Here are the completed Fingerless Gloves, looking gorgeous on their gorgeous new owner. I’m in the process of typing up the instructions at the moment. I learnt a few new skills with these – Knitting into the back of the second stitch, and knitting fingers. There’s always something new to learn in this game. 🙂
I hope to have the pattern out in the next few days. I’m glad there’s some winter left for them to be worn in!
My next venture is a scarf knitted in a Mosaic stitch. This is a pattern where two colours are used, but only one on each row. By slipping stitches, or some other method, it looks like two colours are used on the one row, when only one has been used. The particular stitch I’m using doesn’t used slipped stitches, but knit into the stitch below. This effectively drops a stitch to mix the colours. It’s easier than I thought it would be. It’s lots of fun having so many stitch types to try. This is producing a fantastically light, soft fabric that will be great for a scarf.
I’m limping along, step by step, to the end of these gloves. There’s nothing particularly difficult about them. Once I’d worked out how to do fingers, the second glove should have been a cinch. Maybe I’ve got second glove syndrome. Or it could have been the school holidays. I can’t think of a really good excuse, so what the hell, I’ll get there in the end.
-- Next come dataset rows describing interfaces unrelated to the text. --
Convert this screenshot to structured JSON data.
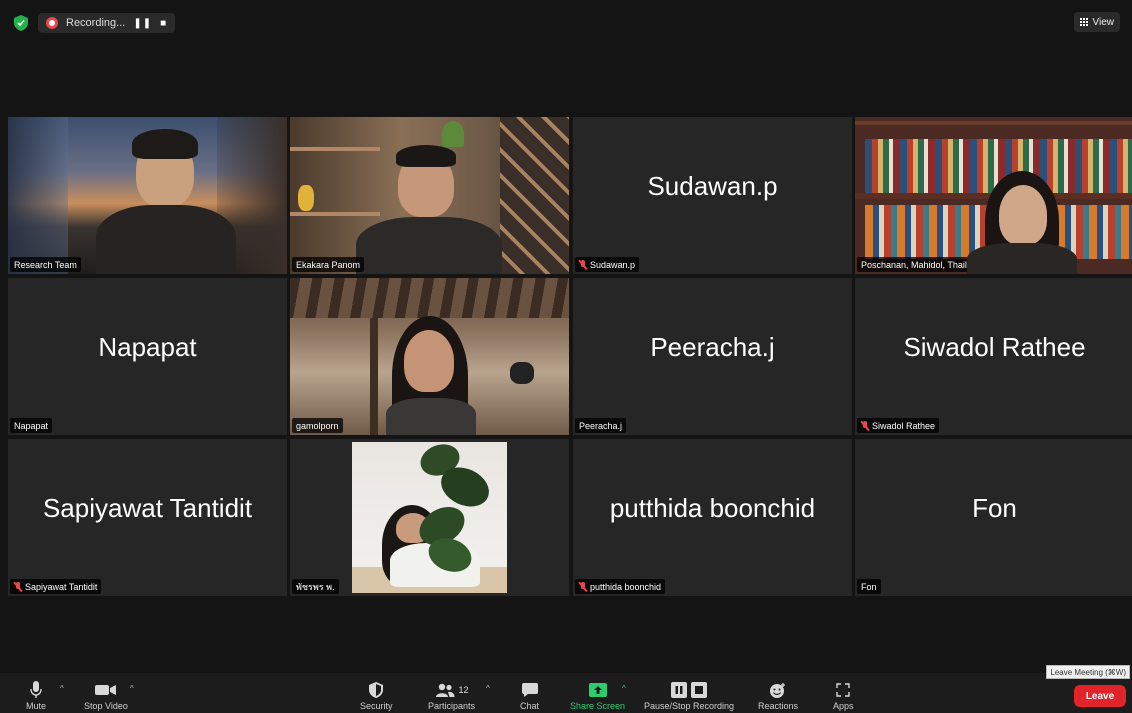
{
  "topbar": {
    "recording_label": "Recording...",
    "pause_glyph": "❚❚",
    "stop_glyph": "■",
    "view_label": "View"
  },
  "tiles": [
    {
      "name": "Research Team",
      "video": true,
      "muted": false
    },
    {
      "name": "Ekakara Panom",
      "video": true,
      "muted": false
    },
    {
      "name": "Sudawan.p",
      "video": false,
      "muted": true
    },
    {
      "name": "Poschanan, Mahidol, Thailand",
      "video": true,
      "muted": false
    },
    {
      "name": "Napapat",
      "video": false,
      "muted": false
    },
    {
      "name": "gamolporn",
      "video": true,
      "muted": false
    },
    {
      "name": "Peeracha.j",
      "video": false,
      "muted": false
    },
    {
      "name": "Siwadol Rathee",
      "video": false,
      "muted": true
    },
    {
      "name": "Sapiyawat Tantidit",
      "video": false,
      "muted": true
    },
    {
      "name": "พัชรพร พ.",
      "video": true,
      "muted": false,
      "active": true
    },
    {
      "name": "putthida boonchid",
      "video": false,
      "muted": true
    },
    {
      "name": "Fon",
      "video": false,
      "muted": false
    }
  ],
  "toolbar": {
    "mute": "Mute",
    "stop_video": "Stop Video",
    "security": "Security",
    "participants": "Participants",
    "participants_count": "12",
    "chat": "Chat",
    "share_screen": "Share Screen",
    "pause_stop_recording": "Pause/Stop Recording",
    "reactions": "Reactions",
    "apps": "Apps",
    "leave": "Leave",
    "leave_tooltip": "Leave Meeting (⌘W)"
  },
  "colors": {
    "accent_green": "#2ecc71",
    "leave_red": "#e0242a",
    "active_speaker": "#c5d86d",
    "record_red": "#e8474d"
  }
}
The gloves are currently blocking, and hopefully will be dry enough to weave in the ends in the next couple of days.
I can hear True Grit (the old one) in the background which is slightly distracting. It’s hard to ignore John Wayne.
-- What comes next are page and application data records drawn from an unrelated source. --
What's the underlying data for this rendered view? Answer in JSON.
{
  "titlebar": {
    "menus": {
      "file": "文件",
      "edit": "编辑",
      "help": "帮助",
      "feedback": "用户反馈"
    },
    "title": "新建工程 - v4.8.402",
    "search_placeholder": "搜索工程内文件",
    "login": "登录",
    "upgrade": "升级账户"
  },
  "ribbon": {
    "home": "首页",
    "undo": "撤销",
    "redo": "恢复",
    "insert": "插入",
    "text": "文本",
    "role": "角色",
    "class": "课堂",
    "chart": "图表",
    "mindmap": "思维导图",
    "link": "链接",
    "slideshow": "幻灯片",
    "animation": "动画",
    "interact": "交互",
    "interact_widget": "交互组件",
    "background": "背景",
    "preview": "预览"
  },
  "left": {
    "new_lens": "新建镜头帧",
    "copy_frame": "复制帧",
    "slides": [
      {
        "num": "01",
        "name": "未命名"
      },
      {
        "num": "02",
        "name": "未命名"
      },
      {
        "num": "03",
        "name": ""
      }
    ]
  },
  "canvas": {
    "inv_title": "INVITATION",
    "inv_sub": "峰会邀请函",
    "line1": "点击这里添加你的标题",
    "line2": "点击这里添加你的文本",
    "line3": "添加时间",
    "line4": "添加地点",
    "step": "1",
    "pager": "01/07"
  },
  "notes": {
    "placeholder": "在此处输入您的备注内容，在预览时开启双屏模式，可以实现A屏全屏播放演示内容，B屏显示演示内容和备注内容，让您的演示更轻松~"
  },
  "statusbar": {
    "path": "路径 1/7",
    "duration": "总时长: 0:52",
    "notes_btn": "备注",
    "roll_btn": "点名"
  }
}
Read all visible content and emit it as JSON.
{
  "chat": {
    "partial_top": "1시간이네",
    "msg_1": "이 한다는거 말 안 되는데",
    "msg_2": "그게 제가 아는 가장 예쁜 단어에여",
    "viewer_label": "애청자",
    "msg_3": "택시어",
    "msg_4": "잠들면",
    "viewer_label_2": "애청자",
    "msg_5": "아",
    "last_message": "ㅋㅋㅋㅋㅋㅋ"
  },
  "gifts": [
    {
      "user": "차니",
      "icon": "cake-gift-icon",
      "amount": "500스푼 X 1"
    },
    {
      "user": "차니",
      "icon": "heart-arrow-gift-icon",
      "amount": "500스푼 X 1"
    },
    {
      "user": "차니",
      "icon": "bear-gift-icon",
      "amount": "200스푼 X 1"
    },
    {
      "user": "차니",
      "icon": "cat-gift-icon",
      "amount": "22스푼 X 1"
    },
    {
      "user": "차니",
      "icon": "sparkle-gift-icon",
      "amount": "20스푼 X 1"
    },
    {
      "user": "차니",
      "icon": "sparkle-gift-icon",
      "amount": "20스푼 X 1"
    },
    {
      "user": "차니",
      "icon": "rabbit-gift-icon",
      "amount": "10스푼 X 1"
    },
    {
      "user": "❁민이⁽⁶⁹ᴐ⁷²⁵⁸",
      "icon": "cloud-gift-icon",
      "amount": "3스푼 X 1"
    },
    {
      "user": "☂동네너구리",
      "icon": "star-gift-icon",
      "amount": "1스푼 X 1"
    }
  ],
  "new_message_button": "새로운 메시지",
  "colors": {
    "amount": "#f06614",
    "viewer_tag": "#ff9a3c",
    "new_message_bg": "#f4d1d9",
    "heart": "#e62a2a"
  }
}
While I’m waiting, I’ll be preparing a test swatch for another magazine submission. My previous success has emboldened me to have another go. This time I thought I’d try some fingerless mitts. Might as well push my luck on the whole mitts/gloves thing.
Am I making my very own Edward Scissorhands? No, but this is very much what it looks like, I have discovered, when one knits gloves. Even more so, when you have a half completed finger with three double pointed needles in it. It’s a fascinating process. This glove is now complete, though not yet photographed as such. It’s taken quite a lot of glove pattern study, and quiet thinking and calculating time to work out how to do the fingers. But it all makes sense when it’s broken down.
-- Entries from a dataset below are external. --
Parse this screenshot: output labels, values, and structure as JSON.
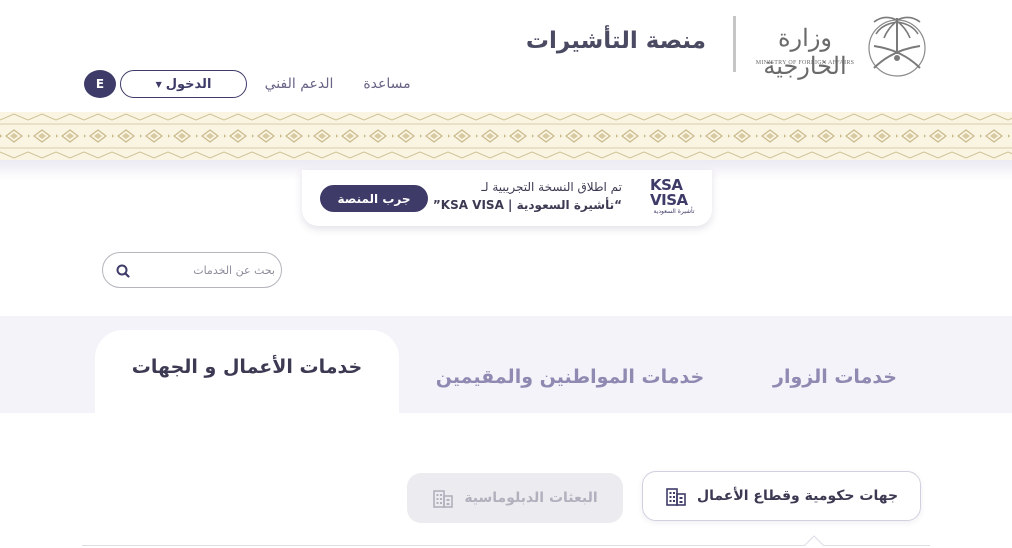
{
  "header": {
    "emblem": "palm-swords-emblem",
    "ministry_ar": "وزارة الخارجية",
    "ministry_en": "MINISTRY OF FOREIGN AFFAIRS",
    "platform_title": "منصة التأشيرات",
    "nav": {
      "help": "مساعدة",
      "support": "الدعم الفني",
      "login": "الدخول",
      "language": "E"
    }
  },
  "announcement": {
    "logo_line1": "KSA",
    "logo_line2": "VISA",
    "logo_line3": "تأشيرة السعودية",
    "line1": "تم اطلاق النسخة التجريبية لـ",
    "line2": "“تأشيرة السعودية | KSA VISA”",
    "button": "جرب المنصة"
  },
  "search": {
    "placeholder": "بحث عن الخدمات",
    "icon": "search-icon"
  },
  "tabs": [
    {
      "label": "خدمات الزوار",
      "active": false
    },
    {
      "label": "خدمات المواطنين والمقيمين",
      "active": false
    },
    {
      "label": "خدمات الأعمال و الجهات",
      "active": true
    }
  ],
  "subtabs": [
    {
      "label": "جهات حكومية وقطاع الأعمال",
      "icon": "building-icon",
      "active": true
    },
    {
      "label": "البعثات الدبلوماسية",
      "icon": "building-icon",
      "active": false
    }
  ],
  "colors": {
    "primary": "#3e3b68",
    "tab_inactive": "#8f8ab2",
    "band": "#f4f3f9",
    "pattern": "#c8b98a"
  }
}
These gloves may seem quite long, but that’s how they should be, according to the teenagers in my life.